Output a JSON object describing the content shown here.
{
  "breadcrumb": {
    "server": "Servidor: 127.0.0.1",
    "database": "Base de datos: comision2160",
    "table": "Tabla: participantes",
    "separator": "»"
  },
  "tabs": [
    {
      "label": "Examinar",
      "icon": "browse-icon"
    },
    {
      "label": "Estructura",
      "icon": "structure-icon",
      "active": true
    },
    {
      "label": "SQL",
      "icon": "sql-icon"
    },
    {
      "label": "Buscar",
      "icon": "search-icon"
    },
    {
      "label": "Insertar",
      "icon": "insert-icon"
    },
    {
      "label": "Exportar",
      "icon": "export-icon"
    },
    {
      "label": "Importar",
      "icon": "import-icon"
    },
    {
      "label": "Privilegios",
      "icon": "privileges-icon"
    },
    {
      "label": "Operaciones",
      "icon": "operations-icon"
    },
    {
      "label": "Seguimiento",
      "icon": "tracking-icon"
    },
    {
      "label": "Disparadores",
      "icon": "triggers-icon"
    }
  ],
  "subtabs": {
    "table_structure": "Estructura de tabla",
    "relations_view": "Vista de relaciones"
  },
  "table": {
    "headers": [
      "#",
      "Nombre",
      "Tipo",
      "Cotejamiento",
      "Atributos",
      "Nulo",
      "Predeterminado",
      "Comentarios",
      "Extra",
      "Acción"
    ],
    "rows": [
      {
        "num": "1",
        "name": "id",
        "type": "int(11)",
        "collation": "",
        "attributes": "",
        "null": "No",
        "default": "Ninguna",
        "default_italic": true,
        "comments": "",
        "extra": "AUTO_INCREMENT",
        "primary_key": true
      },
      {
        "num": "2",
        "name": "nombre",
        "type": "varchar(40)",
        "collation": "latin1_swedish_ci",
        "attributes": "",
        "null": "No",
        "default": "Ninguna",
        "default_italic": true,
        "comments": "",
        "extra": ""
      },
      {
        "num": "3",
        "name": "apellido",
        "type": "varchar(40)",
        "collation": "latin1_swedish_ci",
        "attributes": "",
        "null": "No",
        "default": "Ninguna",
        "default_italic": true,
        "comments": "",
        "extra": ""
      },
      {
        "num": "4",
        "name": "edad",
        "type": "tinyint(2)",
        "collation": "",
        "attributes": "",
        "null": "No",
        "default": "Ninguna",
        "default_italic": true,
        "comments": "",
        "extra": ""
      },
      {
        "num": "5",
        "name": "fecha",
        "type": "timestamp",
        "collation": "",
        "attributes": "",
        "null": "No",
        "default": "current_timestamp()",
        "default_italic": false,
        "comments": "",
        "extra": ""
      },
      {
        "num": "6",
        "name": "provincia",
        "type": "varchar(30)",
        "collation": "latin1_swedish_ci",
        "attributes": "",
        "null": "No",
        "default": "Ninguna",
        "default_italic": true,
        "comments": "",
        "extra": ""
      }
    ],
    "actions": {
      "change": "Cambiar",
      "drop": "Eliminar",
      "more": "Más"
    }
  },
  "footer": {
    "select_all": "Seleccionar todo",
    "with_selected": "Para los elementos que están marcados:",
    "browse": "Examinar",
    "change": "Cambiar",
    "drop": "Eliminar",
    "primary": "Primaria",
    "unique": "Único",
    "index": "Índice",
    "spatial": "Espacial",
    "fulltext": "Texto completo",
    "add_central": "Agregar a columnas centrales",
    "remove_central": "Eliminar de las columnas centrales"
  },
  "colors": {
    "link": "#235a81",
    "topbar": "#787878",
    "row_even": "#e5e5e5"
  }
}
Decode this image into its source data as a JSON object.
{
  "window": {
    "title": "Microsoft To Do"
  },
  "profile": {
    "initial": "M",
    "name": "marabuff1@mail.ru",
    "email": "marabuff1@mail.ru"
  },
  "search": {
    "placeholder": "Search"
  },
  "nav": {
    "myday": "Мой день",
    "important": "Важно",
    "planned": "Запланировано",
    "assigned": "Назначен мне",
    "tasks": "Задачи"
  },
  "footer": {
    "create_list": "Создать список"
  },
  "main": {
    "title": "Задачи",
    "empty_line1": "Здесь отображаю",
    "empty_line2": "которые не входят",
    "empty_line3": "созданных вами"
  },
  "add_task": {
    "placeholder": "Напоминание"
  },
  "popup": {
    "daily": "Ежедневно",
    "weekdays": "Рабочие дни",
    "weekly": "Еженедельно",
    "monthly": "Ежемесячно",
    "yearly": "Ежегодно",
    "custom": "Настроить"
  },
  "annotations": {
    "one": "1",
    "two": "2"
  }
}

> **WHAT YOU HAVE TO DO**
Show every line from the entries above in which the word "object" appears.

> **PROBLEM SOLUTION**
Output a JSON object describing the content shown here.
Decode this image into its source data as a JSON object.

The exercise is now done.